▶ [TASK DESCRIPTION] Look for "file" in each line of the records, and copy the lines that have it.

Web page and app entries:
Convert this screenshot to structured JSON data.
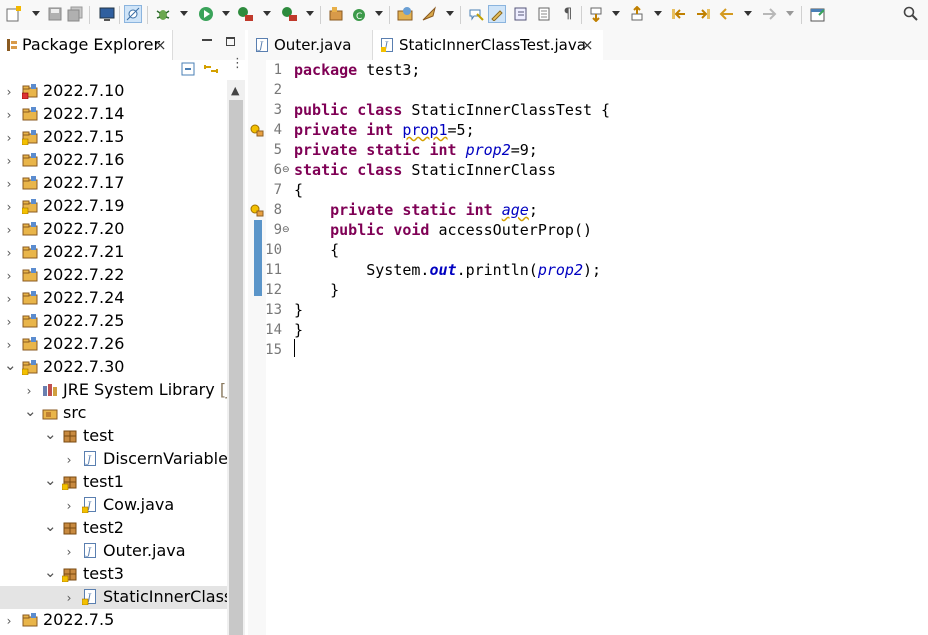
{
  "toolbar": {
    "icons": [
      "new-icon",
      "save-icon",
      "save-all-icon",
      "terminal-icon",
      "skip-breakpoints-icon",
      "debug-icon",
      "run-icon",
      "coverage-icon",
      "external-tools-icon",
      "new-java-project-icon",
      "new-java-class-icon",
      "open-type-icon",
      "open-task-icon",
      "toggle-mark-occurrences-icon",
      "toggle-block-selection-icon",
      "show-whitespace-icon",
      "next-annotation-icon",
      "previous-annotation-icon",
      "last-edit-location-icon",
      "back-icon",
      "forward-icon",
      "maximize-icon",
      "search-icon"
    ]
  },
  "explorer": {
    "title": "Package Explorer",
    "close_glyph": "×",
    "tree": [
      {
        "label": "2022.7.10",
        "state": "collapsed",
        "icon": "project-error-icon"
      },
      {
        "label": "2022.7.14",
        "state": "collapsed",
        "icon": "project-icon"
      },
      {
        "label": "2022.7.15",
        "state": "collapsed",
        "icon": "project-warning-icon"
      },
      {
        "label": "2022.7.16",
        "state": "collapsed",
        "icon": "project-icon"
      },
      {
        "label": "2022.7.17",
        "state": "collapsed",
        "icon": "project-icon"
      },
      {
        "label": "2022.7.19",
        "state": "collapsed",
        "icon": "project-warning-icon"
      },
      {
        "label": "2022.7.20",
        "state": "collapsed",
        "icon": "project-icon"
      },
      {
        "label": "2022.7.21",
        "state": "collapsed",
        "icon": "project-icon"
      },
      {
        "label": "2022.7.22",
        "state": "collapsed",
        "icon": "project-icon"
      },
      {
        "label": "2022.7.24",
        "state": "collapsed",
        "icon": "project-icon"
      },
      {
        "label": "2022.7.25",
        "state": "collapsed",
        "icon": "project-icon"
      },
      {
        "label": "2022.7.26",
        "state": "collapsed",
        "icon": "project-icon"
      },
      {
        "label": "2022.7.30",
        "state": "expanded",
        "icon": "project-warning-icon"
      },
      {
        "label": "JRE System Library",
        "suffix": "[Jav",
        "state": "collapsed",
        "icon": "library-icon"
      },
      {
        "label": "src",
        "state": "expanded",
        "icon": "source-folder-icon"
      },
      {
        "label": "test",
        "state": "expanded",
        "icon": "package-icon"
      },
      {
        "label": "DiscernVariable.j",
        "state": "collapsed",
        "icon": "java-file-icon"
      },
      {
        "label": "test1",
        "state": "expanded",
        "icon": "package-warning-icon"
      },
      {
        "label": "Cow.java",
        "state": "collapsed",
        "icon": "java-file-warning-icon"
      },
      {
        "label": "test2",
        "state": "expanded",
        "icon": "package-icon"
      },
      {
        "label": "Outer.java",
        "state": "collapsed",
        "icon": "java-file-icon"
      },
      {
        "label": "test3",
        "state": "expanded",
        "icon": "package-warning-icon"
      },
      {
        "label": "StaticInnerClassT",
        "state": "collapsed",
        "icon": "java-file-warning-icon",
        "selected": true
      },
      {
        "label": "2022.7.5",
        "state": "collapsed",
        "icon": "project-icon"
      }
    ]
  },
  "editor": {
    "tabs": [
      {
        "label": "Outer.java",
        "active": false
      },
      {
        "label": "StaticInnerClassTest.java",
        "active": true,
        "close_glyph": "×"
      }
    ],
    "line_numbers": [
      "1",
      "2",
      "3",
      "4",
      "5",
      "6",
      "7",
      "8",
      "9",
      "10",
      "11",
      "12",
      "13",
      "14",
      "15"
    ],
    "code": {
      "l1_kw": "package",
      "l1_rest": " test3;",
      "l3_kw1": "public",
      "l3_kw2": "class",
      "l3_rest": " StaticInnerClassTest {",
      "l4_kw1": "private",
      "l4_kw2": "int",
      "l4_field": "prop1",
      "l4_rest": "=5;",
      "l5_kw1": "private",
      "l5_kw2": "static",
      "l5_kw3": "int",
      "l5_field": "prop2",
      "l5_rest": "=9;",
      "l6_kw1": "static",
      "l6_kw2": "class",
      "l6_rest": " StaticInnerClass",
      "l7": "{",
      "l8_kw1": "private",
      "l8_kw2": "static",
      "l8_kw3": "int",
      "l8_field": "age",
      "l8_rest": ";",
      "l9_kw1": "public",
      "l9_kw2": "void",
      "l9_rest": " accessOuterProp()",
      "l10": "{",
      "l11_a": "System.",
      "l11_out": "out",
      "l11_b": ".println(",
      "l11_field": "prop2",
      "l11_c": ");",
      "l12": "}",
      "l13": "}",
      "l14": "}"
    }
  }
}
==
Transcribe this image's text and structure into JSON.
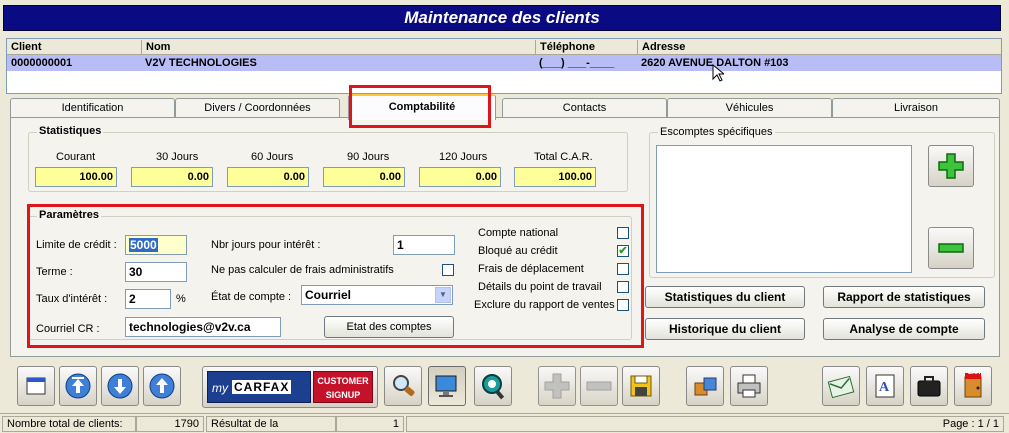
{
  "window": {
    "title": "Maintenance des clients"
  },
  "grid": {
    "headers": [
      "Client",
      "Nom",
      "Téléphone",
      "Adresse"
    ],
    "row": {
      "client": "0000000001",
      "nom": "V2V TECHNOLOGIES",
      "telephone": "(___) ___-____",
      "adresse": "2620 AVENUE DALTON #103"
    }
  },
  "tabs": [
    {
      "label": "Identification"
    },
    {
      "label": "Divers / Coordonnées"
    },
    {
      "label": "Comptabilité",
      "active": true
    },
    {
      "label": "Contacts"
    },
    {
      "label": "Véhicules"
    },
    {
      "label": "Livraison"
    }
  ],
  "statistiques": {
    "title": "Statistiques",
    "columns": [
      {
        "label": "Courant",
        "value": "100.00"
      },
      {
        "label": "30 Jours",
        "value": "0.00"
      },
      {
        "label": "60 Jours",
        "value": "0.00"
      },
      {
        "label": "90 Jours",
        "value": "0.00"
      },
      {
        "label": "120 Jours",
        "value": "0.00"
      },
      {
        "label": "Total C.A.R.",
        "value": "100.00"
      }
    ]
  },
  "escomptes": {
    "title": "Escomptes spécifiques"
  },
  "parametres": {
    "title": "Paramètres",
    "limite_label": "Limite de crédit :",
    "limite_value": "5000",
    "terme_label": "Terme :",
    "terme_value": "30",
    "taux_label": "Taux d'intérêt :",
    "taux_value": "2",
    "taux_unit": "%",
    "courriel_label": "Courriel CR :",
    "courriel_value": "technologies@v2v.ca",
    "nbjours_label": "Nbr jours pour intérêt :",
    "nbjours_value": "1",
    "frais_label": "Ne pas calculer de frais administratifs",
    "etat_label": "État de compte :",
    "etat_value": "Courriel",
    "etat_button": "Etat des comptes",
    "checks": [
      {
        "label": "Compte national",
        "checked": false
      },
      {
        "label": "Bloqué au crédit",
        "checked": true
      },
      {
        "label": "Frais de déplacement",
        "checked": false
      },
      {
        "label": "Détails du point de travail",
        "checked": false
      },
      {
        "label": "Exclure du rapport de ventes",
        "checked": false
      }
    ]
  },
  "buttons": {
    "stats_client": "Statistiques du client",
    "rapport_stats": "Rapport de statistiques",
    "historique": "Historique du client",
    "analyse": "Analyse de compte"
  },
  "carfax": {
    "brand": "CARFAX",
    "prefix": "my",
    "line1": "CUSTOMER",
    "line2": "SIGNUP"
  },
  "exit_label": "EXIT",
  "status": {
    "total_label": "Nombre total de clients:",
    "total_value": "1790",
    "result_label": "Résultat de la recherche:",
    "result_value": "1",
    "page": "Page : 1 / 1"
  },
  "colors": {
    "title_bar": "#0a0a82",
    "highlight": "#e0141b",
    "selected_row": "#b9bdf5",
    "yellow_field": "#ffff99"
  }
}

▶ [TASK ANSWER]
        "icon": "java-file-icon"
        "icon": "java-file-warning-icon"
        "icon": "java-file-icon"
        "icon": "java-file-warning-icon",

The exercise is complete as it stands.